Vitamin D is actually not a vitamin at all. It is a prohormone, a precursor to a hormone, produced in your skin in response to sunlight exposure. While you can also get vitamin D from some food sources and supplements, the ideal method of accumulating vitamin D in your body should be from the sun. However, not all sunlight stimulates the production of Vitamin D. The sun emits ultraviolet radiation in the UVA, UVB, and UVC band wavelengths.
UVA is by far the most abundant type of radiation from the sun. It can pass through window glass, is not affected by a change in altitude or weather, and is present all day every day of the year. UVA penetrates deep into our skin layers and is responsible for long-term skin damage.
UVB, on the other hand, cannot pass through window glass, is more intense during the middle of the day, at high altitudes and near the equator. It is also more intense during the summer months and is responsible for sunburn and tanning. UVB rays can cause skin cancer and cataracts. It is the UVB rays that stimulate the body to produce vitamin D. When exposed to direct sunlight, the body will produce vitamin D at a rate up to 1,000 IUs per minute. You don’t need to worry about the body making too much vitamin D from sunlight exposure because the body has a built-in mechanism to halt vitamin D production once it has enough. While you may get a sunburn from too much sunlight, you will NOT develop vitamin D toxicity.
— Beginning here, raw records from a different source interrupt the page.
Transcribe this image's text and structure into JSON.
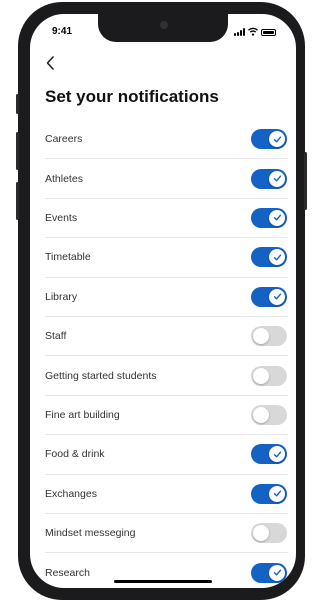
{
  "status_bar": {
    "time": "9:41"
  },
  "page": {
    "title": "Set your notifications"
  },
  "notifications": [
    {
      "label": "Careers",
      "enabled": true
    },
    {
      "label": "Athletes",
      "enabled": true
    },
    {
      "label": "Events",
      "enabled": true
    },
    {
      "label": "Timetable",
      "enabled": true
    },
    {
      "label": "Library",
      "enabled": true
    },
    {
      "label": "Staff",
      "enabled": false
    },
    {
      "label": "Getting started students",
      "enabled": false
    },
    {
      "label": "Fine art building",
      "enabled": false
    },
    {
      "label": "Food & drink",
      "enabled": true
    },
    {
      "label": "Exchanges",
      "enabled": true
    },
    {
      "label": "Mindset messeging",
      "enabled": false
    },
    {
      "label": "Research",
      "enabled": true
    }
  ],
  "colors": {
    "toggle_on": "#1462c4",
    "toggle_off": "#d8d8d8"
  }
}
Vitamin D has enormous health-promoting benefits and effects. It plays a huge role in calcium metabolism, which is vital for the normal functioning of the nervous system, as well as for bone growth and maintenance of bone density. Vitamin D also plays a major role in immunity, cell proliferation, insulin secretion, and blood pressure. Current research shows that ALL cells in your body have vitamin D receptors, which means that every cell and tissue in your body needs vitamin D for its optimal functioning and well-being. Vitamin D is also responsible for the regulation of over 2,000 genes in your body and plays a tremendous role in protecting you from various types of cancer, such as breast cancer, ovarian cancer, colon cancer, and prostate cancer. Vitamin D prevents osteoporosis, depression, and even effects diabetes and obesity.
How Do I Increase My Vitamin D?
The body prefers to get its vitamin D through direct exposure to the sun. As we mentioned before, the body has a self-regulating mechanism that will shut off vitamin D production in the presence of sunlight to keep you from developing vitamin D toxicity from making too much vitamin D. Ideally, you should expose about 40%-50% of your bare skin to the sun for 15-20 minutes every day to produce the vitamin D you need.
While that sounds simple enough, in reality, it can be quite difficult. For most of us, our work keeps us indoors during the peak sun hours. You need a lot more sun exposure at 5:00 pm than you do between the hours of 11:00 am and 2:00 pm. Cold winter months also make direct sun exposure to bare skin quite cumbersome (unless you’re a member of the polar bear club). Therefore, most of us will need to supplement with vitamin D.
Before beginning any sort of supplementation with vitamin D it is important to have your current vitamin D levels checked. Optimally, your blood levels of vitamin D should fall somewhere between 50-80 ng/ml (125-200 nmol/L) for both adults and children.
If you are like 50%-85% of people, you are probably deficient in vitamin D and you’ll want to start supplementing immediately. How much vitamin D you need is highly individualized. Factors such as age, obesity (obese and overweight people need more vitamin D), pregnancy (requires more vitamin D), skin tone (dark-skinned people need more vitamin D), amount of sun exposure and overall health will play a role in how much vitamin D you need to take every day.
For proper functioning, a healthy human body uses around 3,000-5,000 IU of vitamin D per day. Therefore, based on the body’s indicated daily vitamin D usage, the Vitamin D Council recommends the following amounts of supplemental vitamin D3 per day, in the absence of proper sun exposure:
- Healthy children under the age of 1 year – 1,000 IU
- Healthy children over the age of 1 year – 1,000 IU per every 25 lbs of body weight.
- Healthy adults and adolescents – at least 5,000 IU.
- Pregnant and lactating mothers – at least 6,000 IU.
Additionally, children and adults with chronic health conditions such as autism, Multiple Sclerosis, cancer, heart disease, or obesity may need as much as double these amounts.